‘It’s so bad for the game’: Justin Thomas doesn’t hold back when it comes to new golf ball rollback proposal that would limit distance

PALM HARBOR, Fla. — Justin Thomas believes golf’s governing bodies have created a solution to a problem that doesn’t exist. At the Valspar Championship, the 15-time PGA Tour winner didn’t hold back when asked about the USGA and R&A proposal to rollback the golf ball for elite male players.

“It’s so bad for the game of golf,” said Thomas.

The proposal, which wouldn’t be implemented until 2026, would allow tournament organizers to implement a Model Local Rule that would require players to use modified golf balls to reduce distance at the highest levels of men’s golf. The USGA and R&A anticipate a reduction in driver distance of 14-15 yards.

The move would not impact amateur golfers or elite female players.

“For an everyday amateur golfer,” said Thomas, “it’s very unique that we are able to play the exact same equipment. Yeah, I understand that I may have a different grind on a wedge, whatever you want to call it, but you can go to the pro shop and buy the same golf ball that I play, or Scottie Scheffler plays or whatever.”

If adopted, both the USGA and R&A plan to implement the new rule in their respective championships.

“So for two of the four biggest events of the year we’re going to have to use a different ball?” asked Thomas, who is sponsored by Titleist. “Like, try to explain to me how that’s better for the game of golf.

“And they’re basing it off the top 1 percent of all golfers.

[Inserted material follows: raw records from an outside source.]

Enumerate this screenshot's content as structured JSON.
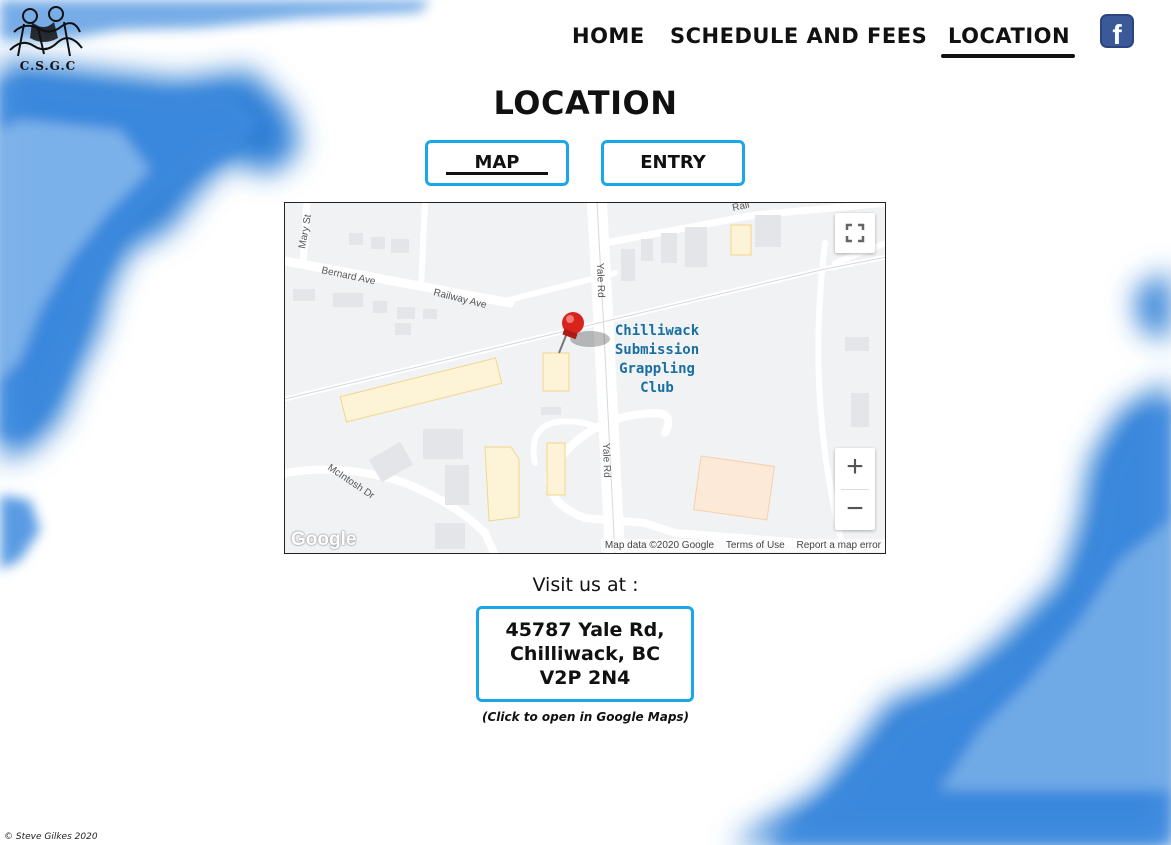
{
  "brand": {
    "logo_text": "C.S.G.C"
  },
  "nav": {
    "items": [
      {
        "label": "HOME"
      },
      {
        "label": "SCHEDULE AND FEES"
      },
      {
        "label": "LOCATION",
        "active": true
      }
    ],
    "facebook_label": "f"
  },
  "page": {
    "title": "LOCATION"
  },
  "tabs": [
    {
      "label": "MAP",
      "active": true
    },
    {
      "label": "ENTRY"
    }
  ],
  "map": {
    "place_label_lines": [
      "Chilliwack",
      "Submission",
      "Grappling",
      "Club"
    ],
    "streets": [
      "Mary St",
      "Bernard Ave",
      "Railway Ave",
      "Yale Rd",
      "Yale Rd",
      "McIntosh Dr",
      "Rail"
    ],
    "zoom_in": "+",
    "zoom_out": "−",
    "google_logo": "Google",
    "footer": [
      "Map data ©2020 Google",
      "Terms of Use",
      "Report a map error"
    ]
  },
  "address": {
    "intro": "Visit us at :",
    "lines": [
      "45787 Yale Rd,",
      "Chilliwack, BC",
      "V2P 2N4"
    ],
    "hint": "(Click to open in Google Maps)"
  },
  "footer": {
    "copyright": "© Steve Gilkes 2020"
  },
  "colors": {
    "accent": "#1aa7e8",
    "cloud": "#2f7fd6",
    "facebook": "#3b5998",
    "map_label": "#1a6fa0"
  }
}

You know what I mean? I don’t know how many of y’all consistently play golf in here, but I promise none of you have come in from the golf course and said, ‘You know, I’m hitting it so far and straight today that golf’s just not even fun anymore.’ Like, no, that’s not – it’s just not reality.”

USGA CEO Mike Whan said the proposal isn’t about how the game stands today but rather where it’s headed, as players continue to get longer each season and courses run out of room. As custodians of the game, R&A CEO Martin Slumbers said it would be irresponsible to do nothing in regards to distance. Whan agrees.

“This is not really about today,” said Whan, “it’s about understanding the historical trends over the last 10, 20, 40 years and being able to be very predictive in terms of those trends over the next 20 or 40 years going forward and questioning whether or not the game can sustain 20 or 40 years from now the kind of increases that are so incredibly easy to predict.

“If we simply do nothing, we pass that to the next generation and to all the golf course venues around the world for them to just simply figure out.”

Thomas, the highest-ranked player in the field at Valspar at No. 10, said he’s all for not letting it go any further. But he stands against rolling the game back into the 1990s.

“I mean, people are running faster,” said Thomas, “so, what, are they just going to make the length of a mile longer so that the fastest mile time doesn’t change, or are they going to put the NBA hoop at 13 feet because people can jump higher now?

“Like, no. It’s evolution. We’re athletes now. Like, we’re training to hit the ball further and faster and if you can do it, so good for you. So yeah, as you can tell, I’m clearly against it.”

Sam Burns, who is going for a three-peat here at Innisbrook Resort’s Copperhead Course, thinks the whole idea of a rollback is “pretty silly.”

Burns, who has accumulated the lowest scoring average at Copperhead of 68.63, looks to become the first player since Steve Sticker to three-peat (John Deere Classic 2009-2011). Tiger Woods has won the same PGA Tour event at least three years in a row six different times. Stuart Appleby did the same at the WGC-CA Championship from 2005-2007.

“At the end of the day, no matter what it is, we’re an entertainment sport,” said Burns, “and I think, I don’t think people necessarily want to come out here and watch guys hit it shorter. They enjoy watching guys go out there and hit it 350 yards. I don’t see what the problem is with that. I think that’s a skill, and I don’t really agree with trying to take that away.”